Dataset rows for apps and sites:
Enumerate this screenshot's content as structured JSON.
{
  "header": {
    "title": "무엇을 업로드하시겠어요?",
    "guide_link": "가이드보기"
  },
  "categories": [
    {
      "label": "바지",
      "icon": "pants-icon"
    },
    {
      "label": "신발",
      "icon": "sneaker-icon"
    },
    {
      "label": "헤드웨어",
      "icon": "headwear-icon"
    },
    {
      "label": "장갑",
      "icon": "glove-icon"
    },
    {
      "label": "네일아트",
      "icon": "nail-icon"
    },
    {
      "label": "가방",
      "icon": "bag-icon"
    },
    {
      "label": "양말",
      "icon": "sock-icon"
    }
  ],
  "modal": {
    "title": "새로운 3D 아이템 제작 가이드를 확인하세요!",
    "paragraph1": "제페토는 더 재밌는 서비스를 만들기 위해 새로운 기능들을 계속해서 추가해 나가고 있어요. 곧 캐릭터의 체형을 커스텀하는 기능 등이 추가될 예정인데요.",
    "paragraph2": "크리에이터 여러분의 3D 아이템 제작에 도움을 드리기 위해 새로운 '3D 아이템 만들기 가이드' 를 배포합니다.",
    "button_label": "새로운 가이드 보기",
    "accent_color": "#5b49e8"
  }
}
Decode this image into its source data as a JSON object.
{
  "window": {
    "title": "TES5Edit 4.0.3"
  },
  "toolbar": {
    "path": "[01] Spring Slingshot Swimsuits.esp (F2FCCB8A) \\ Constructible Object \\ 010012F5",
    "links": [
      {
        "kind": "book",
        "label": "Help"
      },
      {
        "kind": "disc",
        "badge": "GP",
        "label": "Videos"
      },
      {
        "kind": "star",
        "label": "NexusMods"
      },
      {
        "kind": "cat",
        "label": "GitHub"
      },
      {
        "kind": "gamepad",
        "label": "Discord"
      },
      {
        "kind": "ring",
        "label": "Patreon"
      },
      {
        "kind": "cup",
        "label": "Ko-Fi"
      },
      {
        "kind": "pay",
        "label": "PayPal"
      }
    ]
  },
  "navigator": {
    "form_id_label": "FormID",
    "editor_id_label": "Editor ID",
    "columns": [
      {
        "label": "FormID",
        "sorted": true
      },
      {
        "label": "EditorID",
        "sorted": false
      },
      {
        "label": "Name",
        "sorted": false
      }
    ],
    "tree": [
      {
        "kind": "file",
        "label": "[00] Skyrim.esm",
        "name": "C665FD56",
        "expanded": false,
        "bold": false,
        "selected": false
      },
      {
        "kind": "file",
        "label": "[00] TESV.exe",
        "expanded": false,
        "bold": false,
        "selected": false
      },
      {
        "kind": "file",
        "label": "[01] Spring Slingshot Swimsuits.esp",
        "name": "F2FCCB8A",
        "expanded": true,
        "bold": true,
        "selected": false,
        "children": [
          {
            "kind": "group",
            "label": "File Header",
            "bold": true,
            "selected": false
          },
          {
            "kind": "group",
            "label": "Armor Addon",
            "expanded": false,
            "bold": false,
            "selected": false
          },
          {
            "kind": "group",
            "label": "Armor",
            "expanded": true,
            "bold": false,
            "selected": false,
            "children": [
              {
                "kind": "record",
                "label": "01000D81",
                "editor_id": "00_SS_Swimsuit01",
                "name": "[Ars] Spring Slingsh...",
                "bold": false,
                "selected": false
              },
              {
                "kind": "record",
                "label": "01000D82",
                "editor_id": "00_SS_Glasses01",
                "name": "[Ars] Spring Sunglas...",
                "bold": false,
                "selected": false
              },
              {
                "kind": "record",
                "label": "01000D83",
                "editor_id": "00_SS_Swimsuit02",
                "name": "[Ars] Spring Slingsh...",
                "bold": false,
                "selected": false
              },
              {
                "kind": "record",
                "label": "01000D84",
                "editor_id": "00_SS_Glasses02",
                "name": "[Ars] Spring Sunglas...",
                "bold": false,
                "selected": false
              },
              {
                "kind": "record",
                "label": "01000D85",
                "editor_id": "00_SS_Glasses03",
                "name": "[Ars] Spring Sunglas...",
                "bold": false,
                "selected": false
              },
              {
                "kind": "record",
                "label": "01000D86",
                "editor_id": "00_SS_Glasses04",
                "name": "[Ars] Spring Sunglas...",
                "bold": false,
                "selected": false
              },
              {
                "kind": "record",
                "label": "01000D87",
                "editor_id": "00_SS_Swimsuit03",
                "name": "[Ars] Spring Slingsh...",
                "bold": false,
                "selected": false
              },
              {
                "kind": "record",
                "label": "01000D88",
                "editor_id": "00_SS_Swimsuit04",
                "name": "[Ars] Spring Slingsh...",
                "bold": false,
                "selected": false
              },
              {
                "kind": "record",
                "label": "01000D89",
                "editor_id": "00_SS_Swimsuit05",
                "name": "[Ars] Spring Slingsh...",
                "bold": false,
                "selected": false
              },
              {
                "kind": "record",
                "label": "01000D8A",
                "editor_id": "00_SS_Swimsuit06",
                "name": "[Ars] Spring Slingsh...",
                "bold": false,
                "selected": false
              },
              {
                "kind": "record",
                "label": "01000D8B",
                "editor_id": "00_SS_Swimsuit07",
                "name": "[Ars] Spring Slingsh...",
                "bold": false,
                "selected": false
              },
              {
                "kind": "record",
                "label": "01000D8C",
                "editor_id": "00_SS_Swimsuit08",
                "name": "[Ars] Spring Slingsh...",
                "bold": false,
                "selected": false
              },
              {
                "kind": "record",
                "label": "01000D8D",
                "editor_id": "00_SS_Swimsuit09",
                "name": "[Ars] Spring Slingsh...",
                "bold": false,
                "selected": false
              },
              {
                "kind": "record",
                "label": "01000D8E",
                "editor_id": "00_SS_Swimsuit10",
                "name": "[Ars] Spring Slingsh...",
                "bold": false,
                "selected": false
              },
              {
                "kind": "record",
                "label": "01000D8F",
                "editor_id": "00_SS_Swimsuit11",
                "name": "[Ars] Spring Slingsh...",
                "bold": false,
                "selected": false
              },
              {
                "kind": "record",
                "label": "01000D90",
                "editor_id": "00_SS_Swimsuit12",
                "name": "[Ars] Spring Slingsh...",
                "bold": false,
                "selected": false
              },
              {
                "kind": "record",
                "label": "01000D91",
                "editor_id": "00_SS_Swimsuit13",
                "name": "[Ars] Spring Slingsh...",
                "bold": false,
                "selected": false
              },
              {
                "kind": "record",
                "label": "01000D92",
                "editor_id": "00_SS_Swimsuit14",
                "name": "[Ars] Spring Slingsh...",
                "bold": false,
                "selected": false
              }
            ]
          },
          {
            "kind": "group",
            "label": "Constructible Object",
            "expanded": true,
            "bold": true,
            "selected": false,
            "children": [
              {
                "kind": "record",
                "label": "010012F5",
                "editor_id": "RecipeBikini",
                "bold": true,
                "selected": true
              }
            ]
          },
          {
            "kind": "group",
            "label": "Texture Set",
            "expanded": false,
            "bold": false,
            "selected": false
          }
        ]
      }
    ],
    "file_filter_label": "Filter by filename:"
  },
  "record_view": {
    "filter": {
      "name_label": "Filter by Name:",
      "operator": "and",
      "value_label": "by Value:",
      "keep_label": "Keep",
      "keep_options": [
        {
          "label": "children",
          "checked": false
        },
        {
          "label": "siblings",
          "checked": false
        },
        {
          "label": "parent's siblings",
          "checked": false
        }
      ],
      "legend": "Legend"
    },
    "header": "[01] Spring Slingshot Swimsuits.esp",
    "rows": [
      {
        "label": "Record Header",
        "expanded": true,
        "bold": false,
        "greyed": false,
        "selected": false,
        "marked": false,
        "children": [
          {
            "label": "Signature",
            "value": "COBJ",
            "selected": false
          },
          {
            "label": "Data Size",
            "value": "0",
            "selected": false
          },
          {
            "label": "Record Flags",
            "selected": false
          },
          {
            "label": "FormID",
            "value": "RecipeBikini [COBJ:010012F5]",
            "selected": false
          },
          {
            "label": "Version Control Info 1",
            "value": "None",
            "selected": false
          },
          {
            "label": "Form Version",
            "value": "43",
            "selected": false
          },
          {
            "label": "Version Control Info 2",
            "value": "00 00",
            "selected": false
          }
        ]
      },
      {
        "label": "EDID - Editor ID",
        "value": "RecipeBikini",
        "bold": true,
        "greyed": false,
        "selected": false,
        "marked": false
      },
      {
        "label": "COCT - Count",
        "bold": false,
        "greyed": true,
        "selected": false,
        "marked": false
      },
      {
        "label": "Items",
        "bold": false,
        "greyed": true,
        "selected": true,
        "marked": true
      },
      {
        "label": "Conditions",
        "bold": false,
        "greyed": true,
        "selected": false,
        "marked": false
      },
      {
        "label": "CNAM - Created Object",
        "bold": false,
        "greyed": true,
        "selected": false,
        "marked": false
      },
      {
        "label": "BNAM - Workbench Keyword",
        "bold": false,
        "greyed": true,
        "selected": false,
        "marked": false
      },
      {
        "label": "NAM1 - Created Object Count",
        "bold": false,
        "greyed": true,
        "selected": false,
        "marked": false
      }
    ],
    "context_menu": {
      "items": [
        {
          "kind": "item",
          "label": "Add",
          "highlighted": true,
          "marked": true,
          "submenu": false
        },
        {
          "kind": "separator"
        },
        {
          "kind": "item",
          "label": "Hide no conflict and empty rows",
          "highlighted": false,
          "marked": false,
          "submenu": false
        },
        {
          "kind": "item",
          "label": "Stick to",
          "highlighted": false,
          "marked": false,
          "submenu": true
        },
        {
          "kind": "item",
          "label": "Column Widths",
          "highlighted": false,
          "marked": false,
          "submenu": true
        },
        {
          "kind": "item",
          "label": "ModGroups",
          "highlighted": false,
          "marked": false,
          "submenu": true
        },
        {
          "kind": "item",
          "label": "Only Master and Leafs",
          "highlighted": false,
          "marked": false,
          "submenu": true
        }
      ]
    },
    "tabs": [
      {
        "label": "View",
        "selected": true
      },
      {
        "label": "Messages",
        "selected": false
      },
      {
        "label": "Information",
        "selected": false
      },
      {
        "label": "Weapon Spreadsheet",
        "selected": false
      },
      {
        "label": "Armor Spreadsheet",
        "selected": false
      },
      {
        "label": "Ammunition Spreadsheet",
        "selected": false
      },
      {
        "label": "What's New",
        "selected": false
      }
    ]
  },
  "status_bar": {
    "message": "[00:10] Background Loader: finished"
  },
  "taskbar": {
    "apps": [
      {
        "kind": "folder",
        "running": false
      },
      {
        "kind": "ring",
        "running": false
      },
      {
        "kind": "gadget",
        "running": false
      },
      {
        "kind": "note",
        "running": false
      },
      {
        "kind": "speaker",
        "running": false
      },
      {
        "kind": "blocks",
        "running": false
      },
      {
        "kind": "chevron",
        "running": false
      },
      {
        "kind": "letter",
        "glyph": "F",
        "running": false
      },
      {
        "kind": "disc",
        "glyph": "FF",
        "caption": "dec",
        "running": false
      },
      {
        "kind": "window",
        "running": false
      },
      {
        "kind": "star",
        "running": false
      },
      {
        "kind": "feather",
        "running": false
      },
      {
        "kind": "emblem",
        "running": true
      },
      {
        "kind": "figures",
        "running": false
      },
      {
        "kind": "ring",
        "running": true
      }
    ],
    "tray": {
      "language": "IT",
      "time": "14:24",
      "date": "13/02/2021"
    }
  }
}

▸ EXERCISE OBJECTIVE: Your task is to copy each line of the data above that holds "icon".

▸ EXERCISE SOLUTION:
      "icon": "pants-icon"
      "icon": "sneaker-icon"
      "icon": "headwear-icon"
      "icon": "glove-icon"
      "icon": "nail-icon"
      "icon": "bag-icon"
      "icon": "sock-icon"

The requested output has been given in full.